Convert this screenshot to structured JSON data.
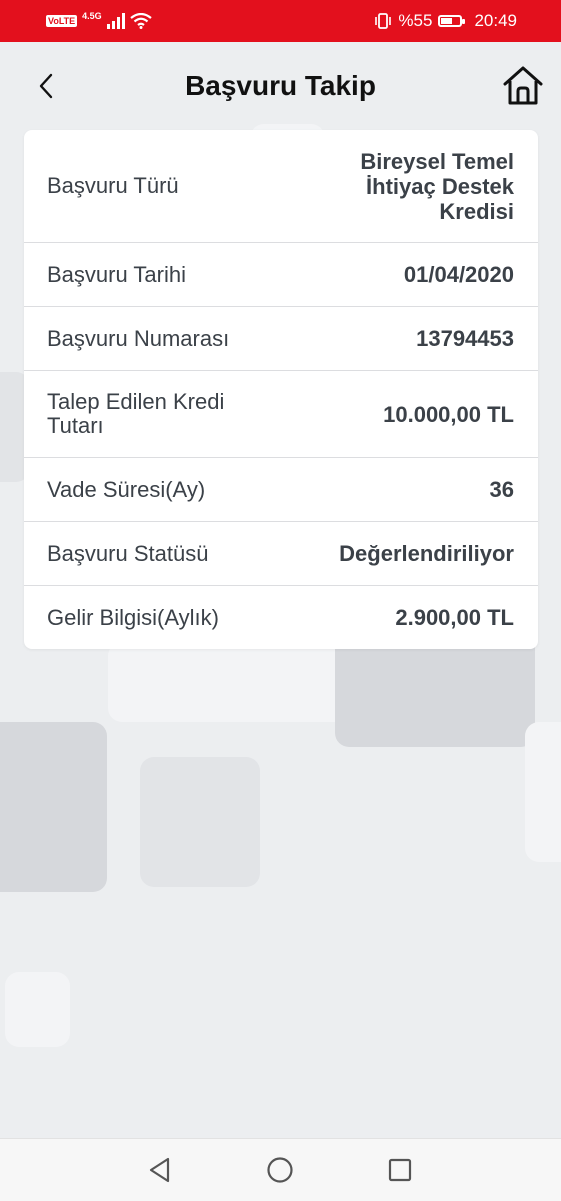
{
  "status_bar": {
    "volte": "VoLTE",
    "network": "4.5G",
    "battery_text": "%55",
    "battery_level": 0.55,
    "time": "20:49"
  },
  "header": {
    "title": "Başvuru Takip",
    "back_icon": "chevron-left-icon",
    "home_icon": "home-icon"
  },
  "details": [
    {
      "label": "Başvuru Türü",
      "value": "Bireysel Temel İhtiyaç Destek Kredisi"
    },
    {
      "label": "Başvuru Tarihi",
      "value": "01/04/2020"
    },
    {
      "label": "Başvuru Numarası",
      "value": "13794453"
    },
    {
      "label": "Talep Edilen Kredi Tutarı",
      "value": "10.000,00 TL"
    },
    {
      "label": "Vade Süresi(Ay)",
      "value": "36"
    },
    {
      "label": "Başvuru Statüsü",
      "value": "Değerlendiriliyor"
    },
    {
      "label": "Gelir Bilgisi(Aylık)",
      "value": "2.900,00 TL"
    }
  ],
  "nav_bar": {
    "icons": [
      "back-triangle-icon",
      "home-circle-icon",
      "recents-square-icon"
    ]
  },
  "colors": {
    "accent": "#e3101d",
    "text": "#3b4148"
  }
}
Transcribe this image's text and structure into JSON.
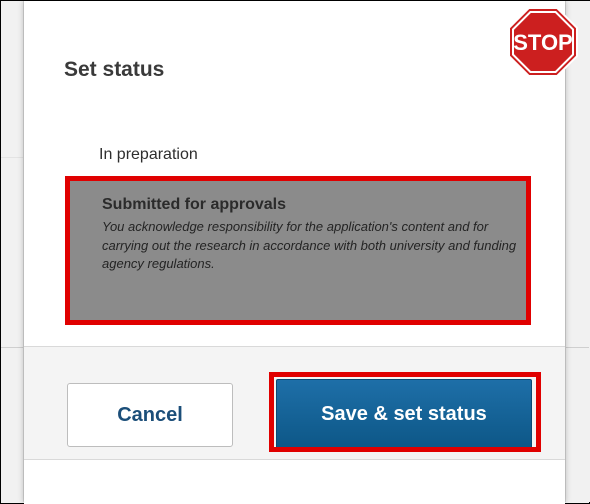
{
  "dialog": {
    "title": "Set status",
    "stop_sign_text": "STOP"
  },
  "status_options": [
    {
      "label": "In preparation",
      "description": ""
    },
    {
      "label": "Submitted for approvals",
      "description": "You acknowledge responsibility for the application's content and for carrying out the research in accordance with both university and funding agency regulations."
    }
  ],
  "buttons": {
    "cancel_label": "Cancel",
    "save_label": "Save & set status"
  },
  "colors": {
    "highlight": "#e00000",
    "selected_option_bg": "#8b8b8b",
    "primary_button": "#0d5787",
    "cancel_text": "#1b4e79"
  },
  "icons": {
    "stop": "stop-sign-icon"
  }
}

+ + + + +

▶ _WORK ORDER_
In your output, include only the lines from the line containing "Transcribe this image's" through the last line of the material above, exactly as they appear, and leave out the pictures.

▶ _OUTPUT_
Transcribe this image's text and structure into JSON.
{
  "dialog": {
    "title": "Set status",
    "stop_sign_text": "STOP"
  },
  "status_options": [
    {
      "label": "In preparation",
      "description": ""
    },
    {
      "label": "Submitted for approvals",
      "description": "You acknowledge responsibility for the application's content and for carrying out the research in accordance with both university and funding agency regulations."
    }
  ],
  "buttons": {
    "cancel_label": "Cancel",
    "save_label": "Save & set status"
  },
  "colors": {
    "highlight": "#e00000",
    "selected_option_bg": "#8b8b8b",
    "primary_button": "#0d5787",
    "cancel_text": "#1b4e79"
  },
  "icons": {
    "stop": "stop-sign-icon"
  }
}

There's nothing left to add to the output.